> PROBLEM DESCRIPTION
Pull every line holding the word "files" out of the data and copy it.

Records from a dataset:
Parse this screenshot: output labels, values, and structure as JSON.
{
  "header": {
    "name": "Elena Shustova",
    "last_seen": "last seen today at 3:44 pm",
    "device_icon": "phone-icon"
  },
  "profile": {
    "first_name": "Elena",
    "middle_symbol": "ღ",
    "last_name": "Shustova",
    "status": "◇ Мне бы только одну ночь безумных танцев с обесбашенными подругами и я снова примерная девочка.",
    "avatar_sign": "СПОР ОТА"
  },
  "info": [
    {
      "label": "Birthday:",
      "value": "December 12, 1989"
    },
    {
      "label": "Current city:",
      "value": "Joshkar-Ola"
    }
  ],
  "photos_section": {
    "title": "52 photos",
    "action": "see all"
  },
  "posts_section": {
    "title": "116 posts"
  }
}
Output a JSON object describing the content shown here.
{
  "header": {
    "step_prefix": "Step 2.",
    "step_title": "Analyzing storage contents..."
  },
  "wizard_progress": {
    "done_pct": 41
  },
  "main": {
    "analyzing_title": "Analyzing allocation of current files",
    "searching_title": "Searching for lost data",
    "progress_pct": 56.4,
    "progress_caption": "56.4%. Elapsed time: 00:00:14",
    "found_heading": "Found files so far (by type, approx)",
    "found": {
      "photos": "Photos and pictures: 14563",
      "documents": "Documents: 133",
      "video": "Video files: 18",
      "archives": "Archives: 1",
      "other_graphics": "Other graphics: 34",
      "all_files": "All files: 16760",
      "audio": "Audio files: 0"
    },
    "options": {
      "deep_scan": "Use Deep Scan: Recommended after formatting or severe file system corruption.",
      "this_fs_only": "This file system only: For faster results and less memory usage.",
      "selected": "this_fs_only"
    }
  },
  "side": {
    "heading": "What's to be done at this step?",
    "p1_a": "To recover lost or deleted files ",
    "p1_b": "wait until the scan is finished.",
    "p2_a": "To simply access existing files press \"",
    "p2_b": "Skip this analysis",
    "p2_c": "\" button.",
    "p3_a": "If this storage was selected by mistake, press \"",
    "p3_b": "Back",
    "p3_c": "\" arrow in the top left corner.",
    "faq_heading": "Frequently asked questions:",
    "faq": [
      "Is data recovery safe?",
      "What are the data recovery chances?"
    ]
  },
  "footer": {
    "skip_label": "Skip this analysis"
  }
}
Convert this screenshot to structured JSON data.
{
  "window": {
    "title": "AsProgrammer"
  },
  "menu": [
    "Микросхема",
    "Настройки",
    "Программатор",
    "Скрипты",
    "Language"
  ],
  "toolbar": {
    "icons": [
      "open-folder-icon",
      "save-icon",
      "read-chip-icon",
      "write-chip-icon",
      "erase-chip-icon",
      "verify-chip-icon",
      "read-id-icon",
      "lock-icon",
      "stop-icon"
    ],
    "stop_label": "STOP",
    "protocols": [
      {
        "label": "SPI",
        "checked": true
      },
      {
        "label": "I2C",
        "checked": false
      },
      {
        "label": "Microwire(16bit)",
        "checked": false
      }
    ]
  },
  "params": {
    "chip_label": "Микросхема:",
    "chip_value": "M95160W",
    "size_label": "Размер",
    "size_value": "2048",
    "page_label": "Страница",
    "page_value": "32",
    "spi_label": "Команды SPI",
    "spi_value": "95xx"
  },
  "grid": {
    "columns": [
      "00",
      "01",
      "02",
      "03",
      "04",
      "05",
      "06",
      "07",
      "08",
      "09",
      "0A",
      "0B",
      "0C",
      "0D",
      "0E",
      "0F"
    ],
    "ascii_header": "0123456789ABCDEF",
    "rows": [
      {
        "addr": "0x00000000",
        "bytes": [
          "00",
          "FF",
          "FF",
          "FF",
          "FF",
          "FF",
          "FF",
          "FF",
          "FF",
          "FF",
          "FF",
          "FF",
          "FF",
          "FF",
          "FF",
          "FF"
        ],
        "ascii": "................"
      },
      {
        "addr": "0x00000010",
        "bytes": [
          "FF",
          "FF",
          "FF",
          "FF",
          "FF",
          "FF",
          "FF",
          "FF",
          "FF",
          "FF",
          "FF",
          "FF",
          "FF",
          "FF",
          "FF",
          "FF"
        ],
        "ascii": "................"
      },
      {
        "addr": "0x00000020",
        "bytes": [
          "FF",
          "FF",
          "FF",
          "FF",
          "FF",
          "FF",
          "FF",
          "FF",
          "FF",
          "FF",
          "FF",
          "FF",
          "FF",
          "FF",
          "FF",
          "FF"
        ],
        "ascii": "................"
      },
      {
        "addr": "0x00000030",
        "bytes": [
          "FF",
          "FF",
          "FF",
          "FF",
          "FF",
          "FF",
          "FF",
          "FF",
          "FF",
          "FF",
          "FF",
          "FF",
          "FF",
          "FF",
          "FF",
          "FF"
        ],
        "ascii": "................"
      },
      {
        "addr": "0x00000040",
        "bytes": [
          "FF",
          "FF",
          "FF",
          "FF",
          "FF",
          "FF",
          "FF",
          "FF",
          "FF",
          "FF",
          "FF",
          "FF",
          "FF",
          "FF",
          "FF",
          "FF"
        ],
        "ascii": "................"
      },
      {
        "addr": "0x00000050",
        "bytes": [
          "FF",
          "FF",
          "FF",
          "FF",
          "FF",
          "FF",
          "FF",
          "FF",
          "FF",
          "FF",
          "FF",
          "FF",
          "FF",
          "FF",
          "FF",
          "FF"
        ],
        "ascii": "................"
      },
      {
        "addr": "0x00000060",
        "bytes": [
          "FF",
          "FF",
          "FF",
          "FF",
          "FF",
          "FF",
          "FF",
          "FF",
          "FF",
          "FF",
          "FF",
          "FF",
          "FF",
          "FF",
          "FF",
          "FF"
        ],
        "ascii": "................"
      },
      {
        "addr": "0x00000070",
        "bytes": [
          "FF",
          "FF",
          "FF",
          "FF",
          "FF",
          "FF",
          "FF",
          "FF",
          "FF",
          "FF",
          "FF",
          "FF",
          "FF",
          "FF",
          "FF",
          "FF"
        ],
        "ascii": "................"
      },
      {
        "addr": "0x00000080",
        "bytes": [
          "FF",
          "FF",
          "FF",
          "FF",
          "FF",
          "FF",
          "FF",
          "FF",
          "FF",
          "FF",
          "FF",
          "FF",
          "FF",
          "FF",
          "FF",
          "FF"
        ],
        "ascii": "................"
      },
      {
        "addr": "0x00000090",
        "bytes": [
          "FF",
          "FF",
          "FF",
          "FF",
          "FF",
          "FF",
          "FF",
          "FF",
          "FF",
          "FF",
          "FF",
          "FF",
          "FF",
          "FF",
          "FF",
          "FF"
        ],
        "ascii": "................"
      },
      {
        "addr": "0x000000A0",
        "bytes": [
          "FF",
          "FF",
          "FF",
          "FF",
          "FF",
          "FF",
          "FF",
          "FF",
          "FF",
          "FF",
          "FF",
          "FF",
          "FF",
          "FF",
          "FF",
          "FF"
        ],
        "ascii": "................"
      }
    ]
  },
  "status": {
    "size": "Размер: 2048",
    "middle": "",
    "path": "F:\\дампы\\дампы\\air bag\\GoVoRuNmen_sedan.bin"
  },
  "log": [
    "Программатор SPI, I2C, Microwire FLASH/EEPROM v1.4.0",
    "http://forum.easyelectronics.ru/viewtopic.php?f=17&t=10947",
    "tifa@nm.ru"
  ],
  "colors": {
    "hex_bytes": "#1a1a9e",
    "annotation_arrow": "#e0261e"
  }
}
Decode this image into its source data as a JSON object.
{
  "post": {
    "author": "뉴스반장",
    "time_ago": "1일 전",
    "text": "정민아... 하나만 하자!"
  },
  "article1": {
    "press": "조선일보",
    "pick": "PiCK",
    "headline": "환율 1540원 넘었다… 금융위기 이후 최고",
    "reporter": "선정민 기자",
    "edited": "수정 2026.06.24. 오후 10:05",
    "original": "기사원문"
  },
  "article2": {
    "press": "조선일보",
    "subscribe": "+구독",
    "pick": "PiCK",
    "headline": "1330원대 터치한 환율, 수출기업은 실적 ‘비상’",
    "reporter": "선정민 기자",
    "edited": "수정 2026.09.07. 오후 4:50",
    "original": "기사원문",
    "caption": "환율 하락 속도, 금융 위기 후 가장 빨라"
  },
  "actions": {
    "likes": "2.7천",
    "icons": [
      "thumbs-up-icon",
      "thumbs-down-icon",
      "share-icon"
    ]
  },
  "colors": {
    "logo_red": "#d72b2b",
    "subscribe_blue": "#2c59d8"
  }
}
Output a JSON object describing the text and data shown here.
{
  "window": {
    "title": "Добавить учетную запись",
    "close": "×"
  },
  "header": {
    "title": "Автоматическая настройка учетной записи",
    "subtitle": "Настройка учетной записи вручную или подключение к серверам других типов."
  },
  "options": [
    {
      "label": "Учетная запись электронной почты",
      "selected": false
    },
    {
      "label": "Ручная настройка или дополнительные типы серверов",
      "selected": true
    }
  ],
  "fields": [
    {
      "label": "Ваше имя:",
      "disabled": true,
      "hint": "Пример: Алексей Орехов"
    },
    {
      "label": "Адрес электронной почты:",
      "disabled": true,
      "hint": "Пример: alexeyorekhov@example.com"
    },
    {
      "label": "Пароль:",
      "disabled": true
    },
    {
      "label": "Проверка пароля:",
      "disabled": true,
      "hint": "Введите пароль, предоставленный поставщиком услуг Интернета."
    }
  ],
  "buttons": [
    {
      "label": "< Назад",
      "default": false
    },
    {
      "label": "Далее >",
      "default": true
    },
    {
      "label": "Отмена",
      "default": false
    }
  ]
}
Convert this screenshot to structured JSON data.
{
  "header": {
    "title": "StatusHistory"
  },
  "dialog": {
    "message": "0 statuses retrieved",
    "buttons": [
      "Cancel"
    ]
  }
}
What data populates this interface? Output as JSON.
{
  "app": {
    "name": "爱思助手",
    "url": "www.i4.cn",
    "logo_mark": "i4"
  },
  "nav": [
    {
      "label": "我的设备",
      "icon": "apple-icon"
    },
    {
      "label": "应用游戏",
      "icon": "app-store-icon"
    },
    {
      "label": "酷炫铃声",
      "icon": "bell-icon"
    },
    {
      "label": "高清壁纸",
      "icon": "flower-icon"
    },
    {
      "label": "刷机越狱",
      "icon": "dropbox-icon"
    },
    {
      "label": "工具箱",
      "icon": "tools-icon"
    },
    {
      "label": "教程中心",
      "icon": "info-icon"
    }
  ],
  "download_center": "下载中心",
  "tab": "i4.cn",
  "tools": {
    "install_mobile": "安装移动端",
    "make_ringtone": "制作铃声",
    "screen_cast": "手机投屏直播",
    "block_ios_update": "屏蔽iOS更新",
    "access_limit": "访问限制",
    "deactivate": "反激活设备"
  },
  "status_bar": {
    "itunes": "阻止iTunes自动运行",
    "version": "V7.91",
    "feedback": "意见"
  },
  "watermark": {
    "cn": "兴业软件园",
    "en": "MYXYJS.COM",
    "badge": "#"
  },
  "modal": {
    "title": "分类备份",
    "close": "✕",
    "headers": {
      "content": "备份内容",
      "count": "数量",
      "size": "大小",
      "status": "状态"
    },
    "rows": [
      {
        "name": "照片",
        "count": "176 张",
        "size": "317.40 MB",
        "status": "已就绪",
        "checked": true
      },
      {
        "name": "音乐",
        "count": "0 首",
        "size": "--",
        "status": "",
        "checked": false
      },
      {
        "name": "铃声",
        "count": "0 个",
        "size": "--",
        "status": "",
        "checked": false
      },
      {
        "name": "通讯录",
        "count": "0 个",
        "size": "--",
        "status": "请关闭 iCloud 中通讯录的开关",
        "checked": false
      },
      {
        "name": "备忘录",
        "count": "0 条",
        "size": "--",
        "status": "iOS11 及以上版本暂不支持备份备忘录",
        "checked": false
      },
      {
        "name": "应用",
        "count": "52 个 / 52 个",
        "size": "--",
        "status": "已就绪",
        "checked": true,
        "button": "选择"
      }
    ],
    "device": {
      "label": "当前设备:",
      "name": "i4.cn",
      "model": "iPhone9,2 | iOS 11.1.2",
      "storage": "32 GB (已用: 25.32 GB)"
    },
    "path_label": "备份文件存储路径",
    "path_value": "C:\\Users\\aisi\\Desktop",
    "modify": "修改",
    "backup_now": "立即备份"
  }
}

> FINISHED EXERCISE
    "analyzing_title": "Analyzing allocation of current files",
    "found_heading": "Found files so far (by type, approx)",
      "video": "Video files: 18",
      "all_files": "All files: 16760",
      "audio": "Audio files: 0"
    "p1_a": "To recover lost or deleted files ",
    "p2_a": "To simply access existing files press \"",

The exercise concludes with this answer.